Sunrise On the Blues: Sun Records Curated By Record Store Day Vol 7 comes on black vinyl, and the inner sleeve is printed, but it has a big ad for Tito’s vodka. I assume that they’re co-sponsoring this release, and that’s fine — it’s the house brand of choice at La Casa de Spacek — but it’s weird seeing something normally reserved for radio station samplers in the late ’90s and early ’00s appearing on a curated vinyl release.

While the majority of their releases are hitting on the first drop day, August 29th, they also have a few trickling out in September and October, and it’s on October 24 ththat Infectious Grooves’ Take U on A Ride EP sees release.

The four-song EP is a 45rpm 12-inch record on transparent orange color vinyl, and features nutso artwork from Pascal Brun and Marcel Szerdahelyi, limited to 1500 copies. As near as I can tell, this is a weird little compilation. It’s billed as “three unreleased tracks from 1995,” but the credits make everything confusing. The first three tracks are all noted as being first recorded in 1995, but “Funky Farm” — a remastered version of “Funny Farm,” released on the Mike Muir / Suicidal Tendencies / Infectious Grooves compilation, Year Of The Cycos, in 2008 — is the only one of the three older cuts to not have “1995/2020” noted after it.
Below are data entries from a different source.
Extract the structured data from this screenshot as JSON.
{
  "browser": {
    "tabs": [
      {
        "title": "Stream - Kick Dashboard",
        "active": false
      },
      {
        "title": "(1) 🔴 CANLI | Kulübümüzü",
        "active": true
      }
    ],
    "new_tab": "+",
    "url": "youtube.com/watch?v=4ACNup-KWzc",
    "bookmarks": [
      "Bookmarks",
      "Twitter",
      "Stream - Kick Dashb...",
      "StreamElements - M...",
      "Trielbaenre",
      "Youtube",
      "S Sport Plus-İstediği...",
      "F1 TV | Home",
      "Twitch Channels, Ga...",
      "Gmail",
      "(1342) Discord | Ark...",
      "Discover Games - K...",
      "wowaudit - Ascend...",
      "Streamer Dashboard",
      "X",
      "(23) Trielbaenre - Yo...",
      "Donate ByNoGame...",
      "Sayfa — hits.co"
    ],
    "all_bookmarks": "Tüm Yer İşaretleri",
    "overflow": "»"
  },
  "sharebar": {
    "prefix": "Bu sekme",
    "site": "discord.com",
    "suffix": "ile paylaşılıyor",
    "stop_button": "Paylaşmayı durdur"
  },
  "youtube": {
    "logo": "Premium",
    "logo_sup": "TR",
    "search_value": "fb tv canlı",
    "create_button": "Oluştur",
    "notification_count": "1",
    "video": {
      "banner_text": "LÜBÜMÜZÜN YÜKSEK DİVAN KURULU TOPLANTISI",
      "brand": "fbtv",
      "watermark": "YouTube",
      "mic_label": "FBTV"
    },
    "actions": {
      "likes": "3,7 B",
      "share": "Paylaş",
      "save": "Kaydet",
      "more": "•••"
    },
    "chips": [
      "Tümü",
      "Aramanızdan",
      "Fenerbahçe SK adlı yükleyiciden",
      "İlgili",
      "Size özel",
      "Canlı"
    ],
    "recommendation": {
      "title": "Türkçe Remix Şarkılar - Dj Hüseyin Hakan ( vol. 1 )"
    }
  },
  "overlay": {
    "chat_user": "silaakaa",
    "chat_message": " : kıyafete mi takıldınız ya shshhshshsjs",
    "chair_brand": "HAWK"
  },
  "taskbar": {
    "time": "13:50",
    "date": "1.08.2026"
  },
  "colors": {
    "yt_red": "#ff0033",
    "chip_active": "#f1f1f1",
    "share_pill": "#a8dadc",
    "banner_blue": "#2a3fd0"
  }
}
I’m assuming that this means there’s some extra work on “Now You’re Gonna Get It” and “Just Came Down,” the original versions of “Payback’s A Bitch” and “What Goes Up,” respectively, which were released originally on Suicidal Friends & Family (1997) and Mas Borracho (1999). “Take You On A Ride” is the band’s first new music in forever, and the only cut to be noted as simply “2020.”

I love the fact that Robert Trujillo is still part of the band, despite the fact that he now plays bass for Metallica and has since 2003. It’s cool to hear him play some funky-ass slap on these cuts, which are for the most part definitely hewing to the old-school Infectious Grooves sound, sounding a lot like early Red Hot Chili Peppers as opposed to the weirder versions of the band’s sound, which can come across as a really jarring mix of punk-funk, like someone had added a lot of groove rhythms to Suicidal Tendencies songs.

You can read about all of ORG Music’s 2020 Record Store Day releases and check out their dates here.